(Website and app data records)
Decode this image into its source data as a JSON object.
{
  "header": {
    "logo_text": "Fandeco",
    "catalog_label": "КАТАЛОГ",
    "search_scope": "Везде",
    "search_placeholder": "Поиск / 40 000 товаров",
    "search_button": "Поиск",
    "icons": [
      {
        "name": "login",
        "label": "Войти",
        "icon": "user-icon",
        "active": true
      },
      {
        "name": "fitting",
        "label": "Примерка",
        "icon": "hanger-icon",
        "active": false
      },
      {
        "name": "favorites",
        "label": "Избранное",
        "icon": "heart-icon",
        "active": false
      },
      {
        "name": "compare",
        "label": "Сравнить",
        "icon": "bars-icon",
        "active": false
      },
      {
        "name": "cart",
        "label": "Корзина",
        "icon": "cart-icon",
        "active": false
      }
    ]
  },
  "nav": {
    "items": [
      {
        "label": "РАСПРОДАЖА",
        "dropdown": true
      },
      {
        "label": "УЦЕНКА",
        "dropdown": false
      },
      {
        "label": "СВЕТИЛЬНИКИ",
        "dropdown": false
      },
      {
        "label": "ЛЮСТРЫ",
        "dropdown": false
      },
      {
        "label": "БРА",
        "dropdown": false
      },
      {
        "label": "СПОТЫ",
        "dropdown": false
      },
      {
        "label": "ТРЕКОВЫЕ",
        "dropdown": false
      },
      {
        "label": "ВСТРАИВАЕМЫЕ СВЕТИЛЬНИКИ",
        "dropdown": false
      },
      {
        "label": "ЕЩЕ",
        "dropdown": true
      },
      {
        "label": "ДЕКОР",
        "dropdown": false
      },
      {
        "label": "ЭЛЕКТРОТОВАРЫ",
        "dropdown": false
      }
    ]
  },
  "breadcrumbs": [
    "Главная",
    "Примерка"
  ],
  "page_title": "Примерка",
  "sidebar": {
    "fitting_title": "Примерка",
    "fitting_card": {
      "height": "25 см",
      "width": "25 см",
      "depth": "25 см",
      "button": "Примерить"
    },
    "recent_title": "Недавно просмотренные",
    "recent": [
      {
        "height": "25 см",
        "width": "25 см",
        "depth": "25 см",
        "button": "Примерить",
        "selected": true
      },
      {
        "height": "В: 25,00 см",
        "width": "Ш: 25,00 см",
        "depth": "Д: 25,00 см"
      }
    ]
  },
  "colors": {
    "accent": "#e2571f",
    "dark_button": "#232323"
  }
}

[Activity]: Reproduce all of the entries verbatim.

[Task answer]:
Decode this image into its source data as a JSON object.
{
  "header": {
    "logo_text": "Fandeco",
    "catalog_label": "КАТАЛОГ",
    "search_scope": "Везде",
    "search_placeholder": "Поиск / 40 000 товаров",
    "search_button": "Поиск",
    "icons": [
      {
        "name": "login",
        "label": "Войти",
        "icon": "user-icon",
        "active": true
      },
      {
        "name": "fitting",
        "label": "Примерка",
        "icon": "hanger-icon",
        "active": false
      },
      {
        "name": "favorites",
        "label": "Избранное",
        "icon": "heart-icon",
        "active": false
      },
      {
        "name": "compare",
        "label": "Сравнить",
        "icon": "bars-icon",
        "active": false
      },
      {
        "name": "cart",
        "label": "Корзина",
        "icon": "cart-icon",
        "active": false
      }
    ]
  },
  "nav": {
    "items": [
      {
        "label": "РАСПРОДАЖА",
        "dropdown": true
      },
      {
        "label": "УЦЕНКА",
        "dropdown": false
      },
      {
        "label": "СВЕТИЛЬНИКИ",
        "dropdown": false
      },
      {
        "label": "ЛЮСТРЫ",
        "dropdown": false
      },
      {
        "label": "БРА",
        "dropdown": false
      },
      {
        "label": "СПОТЫ",
        "dropdown": false
      },
      {
        "label": "ТРЕКОВЫЕ",
        "dropdown": false
      },
      {
        "label": "ВСТРАИВАЕМЫЕ СВЕТИЛЬНИКИ",
        "dropdown": false
      },
      {
        "label": "ЕЩЕ",
        "dropdown": true
      },
      {
        "label": "ДЕКОР",
        "dropdown": false
      },
      {
        "label": "ЭЛЕКТРОТОВАРЫ",
        "dropdown": false
      }
    ]
  },
  "breadcrumbs": [
    "Главная",
    "Примерка"
  ],
  "page_title": "Примерка",
  "sidebar": {
    "fitting_title": "Примерка",
    "fitting_card": {
      "height": "25 см",
      "width": "25 см",
      "depth": "25 см",
      "button": "Примерить"
    },
    "recent_title": "Недавно просмотренные",
    "recent": [
      {
        "height": "25 см",
        "width": "25 см",
        "depth": "25 см",
        "button": "Примерить",
        "selected": true
      },
      {
        "height": "В: 25,00 см",
        "width": "Ш: 25,00 см",
        "depth": "Д: 25,00 см"
      }
    ]
  },
  "colors": {
    "accent": "#e2571f",
    "dark_button": "#232323"
  }
}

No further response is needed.